THE INPUT START

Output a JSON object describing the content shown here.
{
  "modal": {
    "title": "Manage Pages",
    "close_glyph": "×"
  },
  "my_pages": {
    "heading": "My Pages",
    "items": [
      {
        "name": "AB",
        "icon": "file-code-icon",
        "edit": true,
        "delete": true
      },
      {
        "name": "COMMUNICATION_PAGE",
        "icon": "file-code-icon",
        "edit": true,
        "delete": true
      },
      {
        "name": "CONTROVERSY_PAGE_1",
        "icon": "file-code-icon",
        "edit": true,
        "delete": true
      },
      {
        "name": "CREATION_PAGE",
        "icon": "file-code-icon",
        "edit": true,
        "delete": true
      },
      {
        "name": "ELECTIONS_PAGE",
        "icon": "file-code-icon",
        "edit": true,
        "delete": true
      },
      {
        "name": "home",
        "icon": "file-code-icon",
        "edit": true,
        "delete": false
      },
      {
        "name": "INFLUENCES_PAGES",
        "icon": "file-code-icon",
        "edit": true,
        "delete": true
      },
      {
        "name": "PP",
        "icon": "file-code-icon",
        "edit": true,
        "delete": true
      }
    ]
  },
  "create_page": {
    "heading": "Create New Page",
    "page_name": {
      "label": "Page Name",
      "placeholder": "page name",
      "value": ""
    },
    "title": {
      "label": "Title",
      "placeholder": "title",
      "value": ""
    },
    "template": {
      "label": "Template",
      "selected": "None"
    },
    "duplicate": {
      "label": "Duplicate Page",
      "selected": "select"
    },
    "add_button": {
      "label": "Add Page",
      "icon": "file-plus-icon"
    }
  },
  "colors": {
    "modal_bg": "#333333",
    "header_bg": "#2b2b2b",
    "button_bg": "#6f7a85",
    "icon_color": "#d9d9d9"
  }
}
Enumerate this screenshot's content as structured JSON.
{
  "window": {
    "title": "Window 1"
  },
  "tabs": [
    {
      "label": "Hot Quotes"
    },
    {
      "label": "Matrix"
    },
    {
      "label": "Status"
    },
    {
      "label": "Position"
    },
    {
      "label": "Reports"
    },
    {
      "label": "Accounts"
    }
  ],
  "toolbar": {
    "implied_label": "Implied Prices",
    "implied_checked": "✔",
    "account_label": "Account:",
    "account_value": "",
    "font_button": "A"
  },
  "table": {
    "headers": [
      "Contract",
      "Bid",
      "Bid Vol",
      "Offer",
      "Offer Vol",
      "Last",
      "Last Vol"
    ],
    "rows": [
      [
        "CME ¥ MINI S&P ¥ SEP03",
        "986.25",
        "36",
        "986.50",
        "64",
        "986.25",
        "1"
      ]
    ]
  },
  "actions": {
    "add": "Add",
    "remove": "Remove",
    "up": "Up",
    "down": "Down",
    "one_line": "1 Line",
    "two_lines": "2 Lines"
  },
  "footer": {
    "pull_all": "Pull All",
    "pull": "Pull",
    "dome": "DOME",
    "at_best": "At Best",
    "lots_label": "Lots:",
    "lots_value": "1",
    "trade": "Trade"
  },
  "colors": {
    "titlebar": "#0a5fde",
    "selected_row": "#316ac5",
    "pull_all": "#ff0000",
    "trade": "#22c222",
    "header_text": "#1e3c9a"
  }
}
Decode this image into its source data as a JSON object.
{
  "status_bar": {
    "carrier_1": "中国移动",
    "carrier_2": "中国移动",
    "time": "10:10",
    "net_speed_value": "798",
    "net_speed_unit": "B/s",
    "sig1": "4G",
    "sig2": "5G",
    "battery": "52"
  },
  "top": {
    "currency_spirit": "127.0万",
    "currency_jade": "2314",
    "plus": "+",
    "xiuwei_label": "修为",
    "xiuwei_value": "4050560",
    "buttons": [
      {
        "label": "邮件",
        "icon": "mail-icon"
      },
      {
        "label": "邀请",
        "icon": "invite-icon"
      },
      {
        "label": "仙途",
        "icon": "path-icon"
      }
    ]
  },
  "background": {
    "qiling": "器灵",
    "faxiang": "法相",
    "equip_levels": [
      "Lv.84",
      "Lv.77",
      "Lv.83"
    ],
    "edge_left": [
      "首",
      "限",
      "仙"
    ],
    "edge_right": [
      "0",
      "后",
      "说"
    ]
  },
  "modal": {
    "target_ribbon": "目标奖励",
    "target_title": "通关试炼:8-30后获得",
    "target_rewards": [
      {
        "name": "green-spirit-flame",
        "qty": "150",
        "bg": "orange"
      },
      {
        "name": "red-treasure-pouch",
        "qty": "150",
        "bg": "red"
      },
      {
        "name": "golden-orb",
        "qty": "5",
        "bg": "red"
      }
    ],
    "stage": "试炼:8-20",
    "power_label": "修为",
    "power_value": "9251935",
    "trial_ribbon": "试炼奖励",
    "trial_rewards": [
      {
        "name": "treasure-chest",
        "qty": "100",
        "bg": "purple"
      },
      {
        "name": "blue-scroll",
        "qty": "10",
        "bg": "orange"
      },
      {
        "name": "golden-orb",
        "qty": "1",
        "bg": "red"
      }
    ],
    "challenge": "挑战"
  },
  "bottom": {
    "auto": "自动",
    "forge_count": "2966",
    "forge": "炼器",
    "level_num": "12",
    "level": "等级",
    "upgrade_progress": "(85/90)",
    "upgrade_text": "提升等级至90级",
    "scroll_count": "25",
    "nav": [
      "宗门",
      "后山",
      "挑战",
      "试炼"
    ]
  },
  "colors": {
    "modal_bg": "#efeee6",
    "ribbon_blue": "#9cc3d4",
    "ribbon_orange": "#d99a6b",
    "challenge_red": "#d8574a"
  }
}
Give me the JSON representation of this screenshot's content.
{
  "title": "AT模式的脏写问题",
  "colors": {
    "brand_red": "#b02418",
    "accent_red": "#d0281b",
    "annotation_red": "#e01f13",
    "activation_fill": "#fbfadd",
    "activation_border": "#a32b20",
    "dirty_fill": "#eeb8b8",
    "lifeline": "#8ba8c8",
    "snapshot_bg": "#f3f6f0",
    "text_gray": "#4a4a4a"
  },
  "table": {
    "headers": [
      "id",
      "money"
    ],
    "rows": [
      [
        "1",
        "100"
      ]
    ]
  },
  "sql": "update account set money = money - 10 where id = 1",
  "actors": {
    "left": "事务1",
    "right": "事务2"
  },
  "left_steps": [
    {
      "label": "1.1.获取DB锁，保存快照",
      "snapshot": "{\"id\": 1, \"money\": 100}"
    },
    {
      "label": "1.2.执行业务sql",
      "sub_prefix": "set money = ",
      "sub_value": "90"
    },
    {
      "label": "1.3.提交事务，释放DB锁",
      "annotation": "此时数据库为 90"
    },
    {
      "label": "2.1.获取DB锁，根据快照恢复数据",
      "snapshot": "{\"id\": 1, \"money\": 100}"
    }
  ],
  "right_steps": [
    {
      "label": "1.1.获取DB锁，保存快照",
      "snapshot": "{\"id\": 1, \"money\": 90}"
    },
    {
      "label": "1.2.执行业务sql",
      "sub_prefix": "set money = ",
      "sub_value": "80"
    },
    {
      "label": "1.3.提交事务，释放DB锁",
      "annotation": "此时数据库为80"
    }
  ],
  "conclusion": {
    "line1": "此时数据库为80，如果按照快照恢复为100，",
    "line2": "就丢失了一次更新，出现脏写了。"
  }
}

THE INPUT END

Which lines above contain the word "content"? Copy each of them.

Output a JSON object describing the content shown here.
Enumerate this screenshot's content as structured JSON.
Give me the JSON representation of this screenshot's content.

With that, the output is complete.